Soba Noodle Salad with Shitakes and Spinach
SERVING SIZE 1 1/4 CUP
Soba noodles are made of buckwheat and wheat flours. A specialty of northern Japan, they are hearty, healthy, and nutty in flavor. They can be served cold or in a piping hot broth. This simple dish of soba with shitakes and spinach can be served at room temperature or slightly chilled over a bed of fresh greens and a side of Chicken Teriyaki (page 127). For a more hearty meal, feel free to add any leftover roasted chicken, pork, or beef. Soba noodles come pre-portioned in a package of 3, 4, or more. Figure 1 portion per person, otherwise when adding meat or seafood protein to this dish, use 3 portions of noodles to serve 4.
Ingredients: 6 portions (8 ounces) soba noodles 3 tablespoons grapeseed or vegetable oil, divided use 12 large shitake mushrooms, stems removed and caps julienned 1 pound baby spinach 1 1/2 tablespoons light soy sauce 2 tablespoons rice vinegar 2 teaspoons dark sesame oil 1 teaspoon local honey or agave nectar 1 teaspoon wasabi paste or sriracha (optional) 1 scallion, trimmed and thinly sliced 1/3 cup drained and tightly packed pickled ginger Toasted sesame seeds
- Bring a medium pot filled with water to boil over high heat. Add the noodles and cook until al dente, about 3 minutes. Drain and shock under cold running water or in an ice bath (water and ice mixed). Drain well and transfer to a mixing bowl.
- In a large skillet or wok over high heat, add 2 tablespoons grapeseed oil and stir-fry the mushrooms until just wilted, about 1 minute. Add the spinach and continue to stir-fry until just wilted, about 1 minute more. Add to the noodles.
- In a bowl, whisk together the remaining grapeseed oil, soy sauce, vinegar, sesame oil, honey, and wasabi. Drizzle over the noodles, tossing to mix the ingredients well. Divide among 6 individual portions, and garnish with some scallion, pickled ginger, and sesame seeds.

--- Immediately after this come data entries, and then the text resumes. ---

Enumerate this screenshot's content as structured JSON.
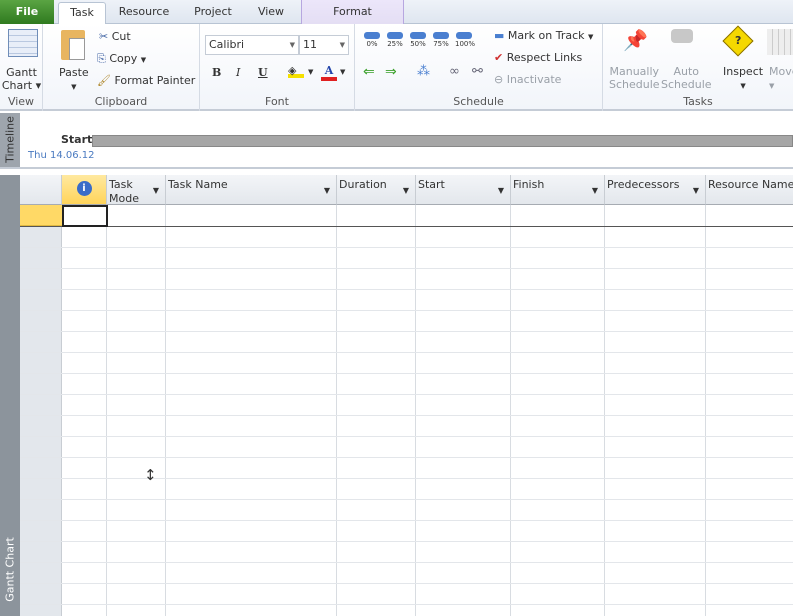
{
  "tabs": {
    "file": "File",
    "task": "Task",
    "resource": "Resource",
    "project": "Project",
    "view": "View",
    "format": "Format"
  },
  "ribbon": {
    "view": {
      "gantt_chart_line1": "Gantt",
      "gantt_chart_line2": "Chart",
      "label": "View"
    },
    "clipboard": {
      "paste": "Paste",
      "cut": "Cut",
      "copy": "Copy",
      "format_painter": "Format Painter",
      "label": "Clipboard"
    },
    "font": {
      "font_name": "Calibri",
      "font_size": "11",
      "bold": "B",
      "italic": "I",
      "underline": "U",
      "font_color": "A",
      "label": "Font"
    },
    "schedule": {
      "percents": [
        "0%",
        "25%",
        "50%",
        "75%",
        "100%"
      ],
      "mark_on_track": "Mark on Track",
      "respect_links": "Respect Links",
      "inactivate": "Inactivate",
      "label": "Schedule"
    },
    "tasks": {
      "manually_line1": "Manually",
      "manually_line2": "Schedule",
      "auto_line1": "Auto",
      "auto_line2": "Schedule",
      "inspect": "Inspect",
      "move": "Move",
      "label": "Tasks"
    }
  },
  "timeline": {
    "side_label": "Timeline",
    "start_label": "Start",
    "start_date": "Thu 14.06.12"
  },
  "view_label": "Gantt Chart",
  "columns": {
    "task_mode_1": "Task",
    "task_mode_2": "Mode",
    "task_name": "Task Name",
    "duration": "Duration",
    "start": "Start",
    "finish": "Finish",
    "predecessors": "Predecessors",
    "resource_names": "Resource Name"
  },
  "colors": {
    "file_tab": "#3d8b2c",
    "selected_row": "#ffd966",
    "accent": "#4a7fd0"
  }
}
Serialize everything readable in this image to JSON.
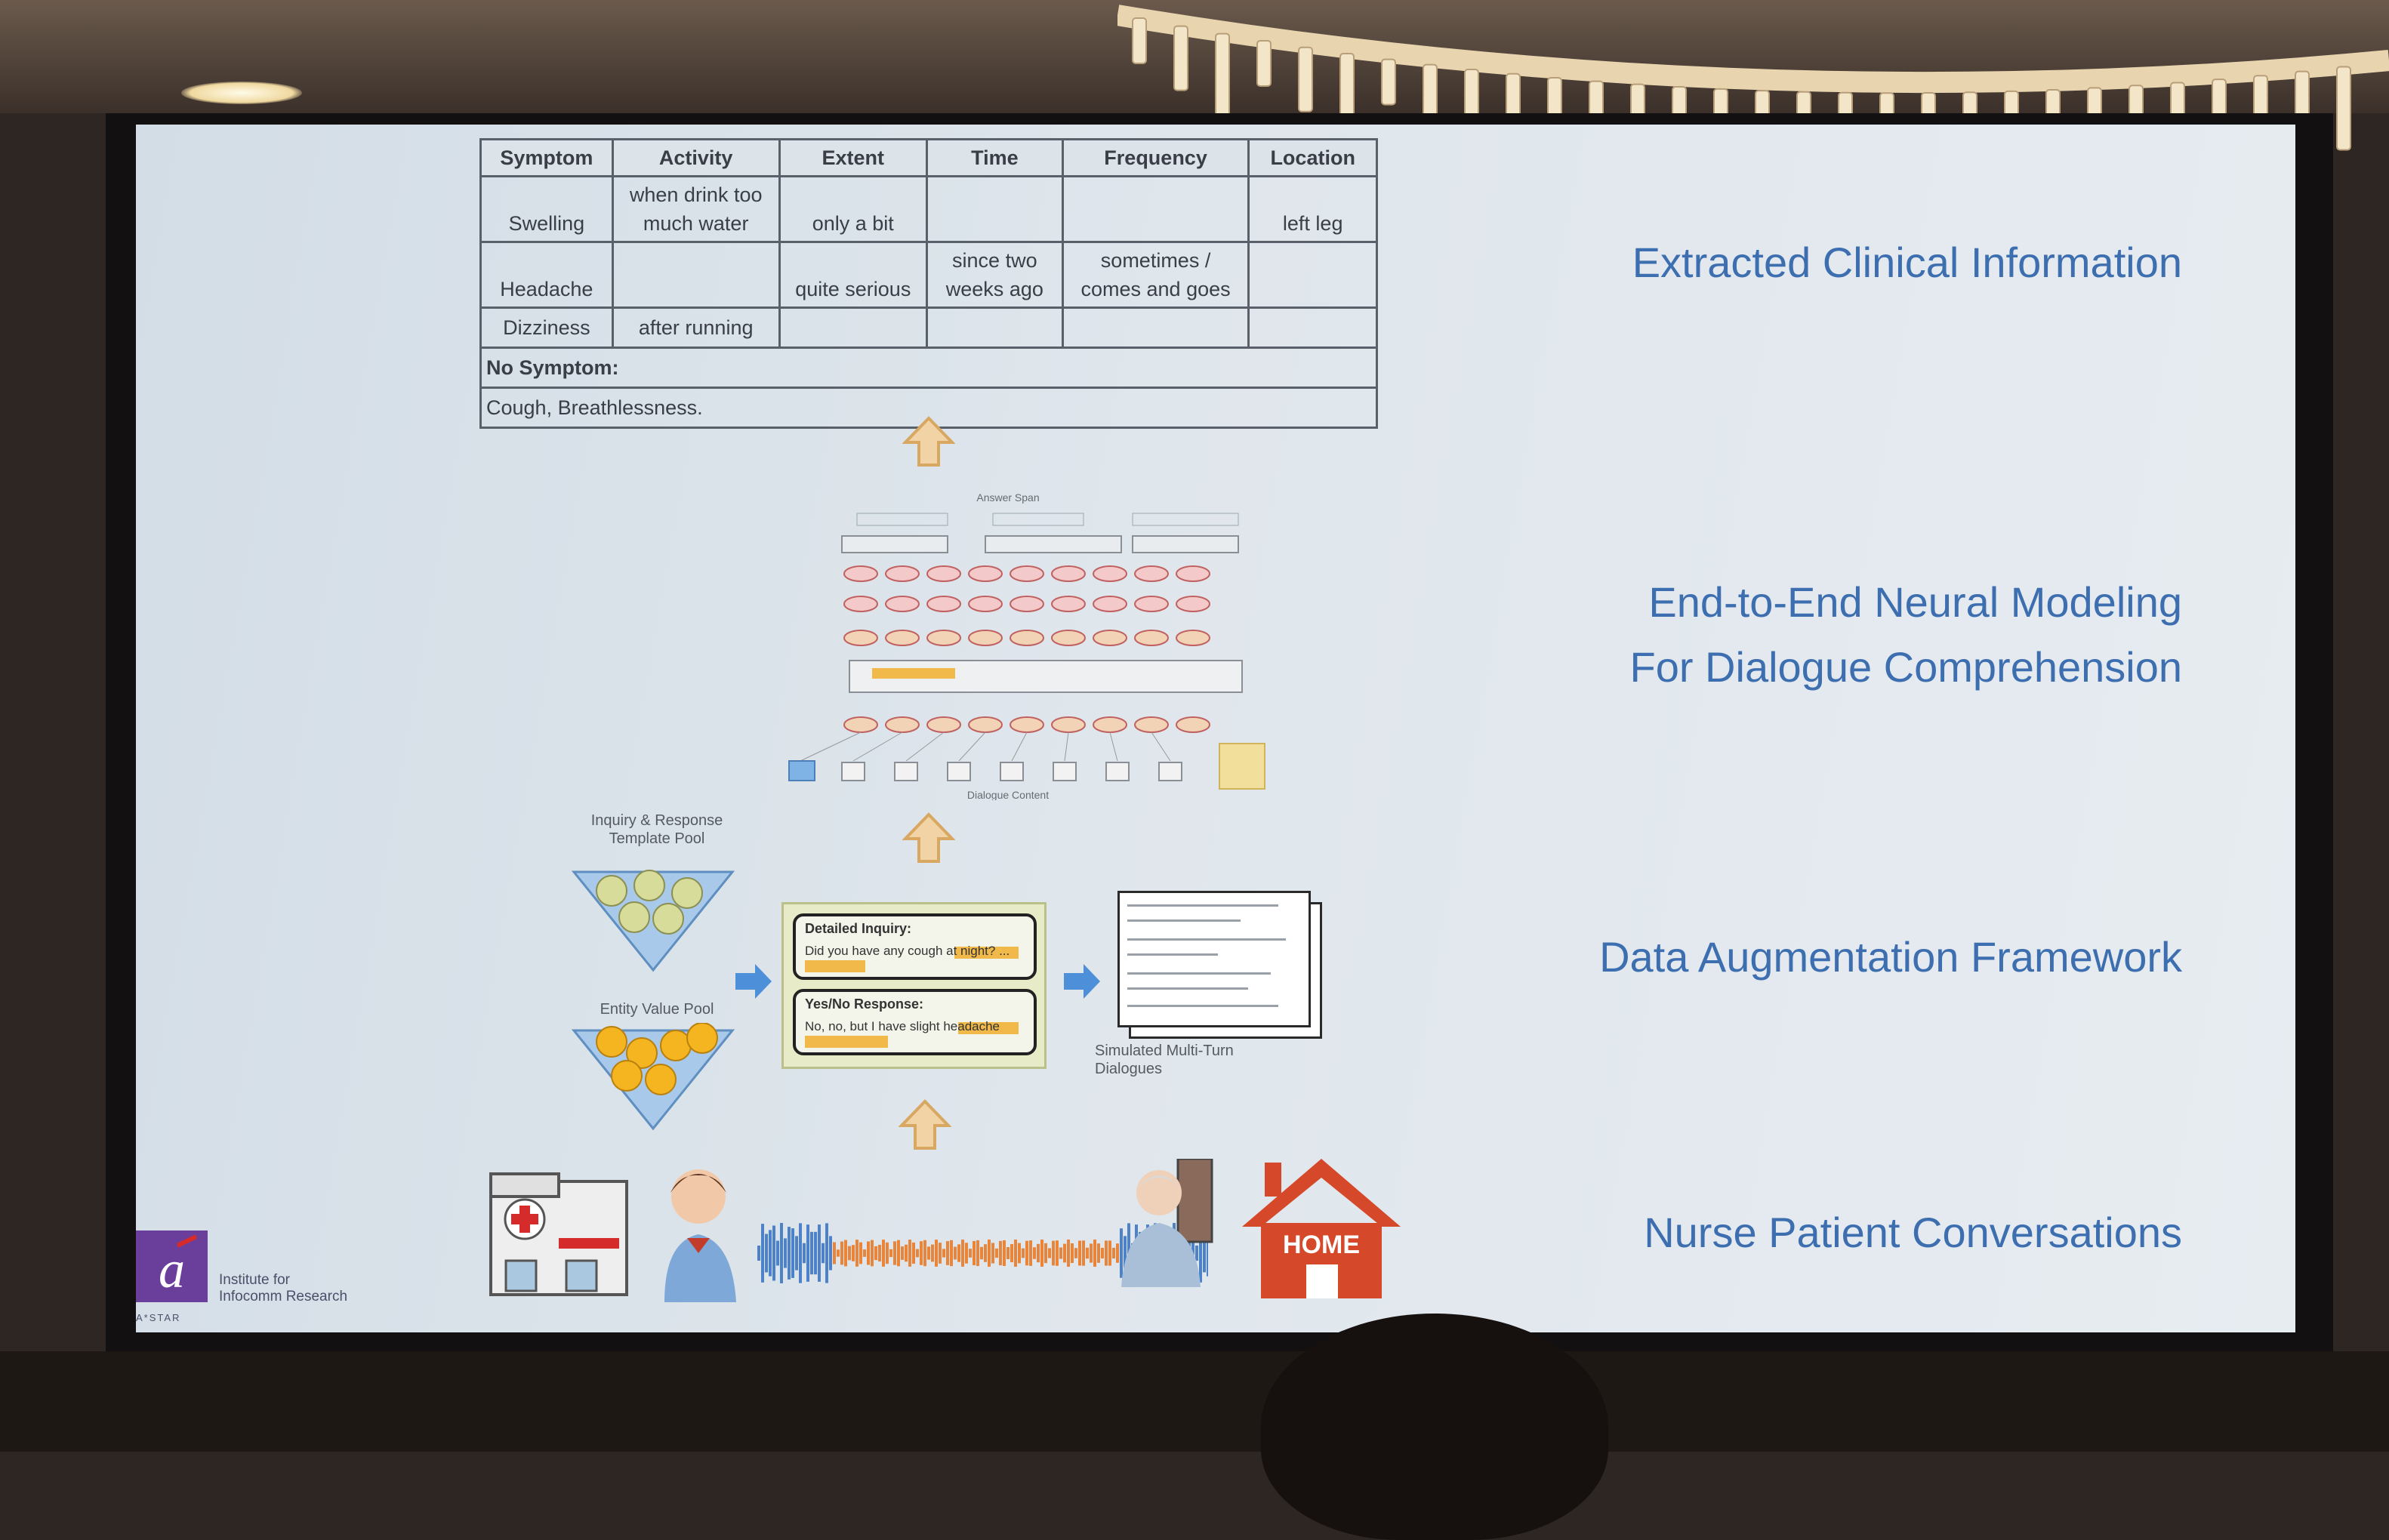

EXCHANGES/CHOICES 1 1/2 Starch 2 Vegetable 1 1/2 Fat Calories 220 Calories from Fat 80 Total Fat 9.0 g Saturated Fat 1.0 g Trans Fat 0.0 g Cholesterol 0 mg Sodium 395 mg Potassium 515 mg Total Carbohydrate 31 g Dietary Fiber 3 g Sugars 4 g Protein 8 g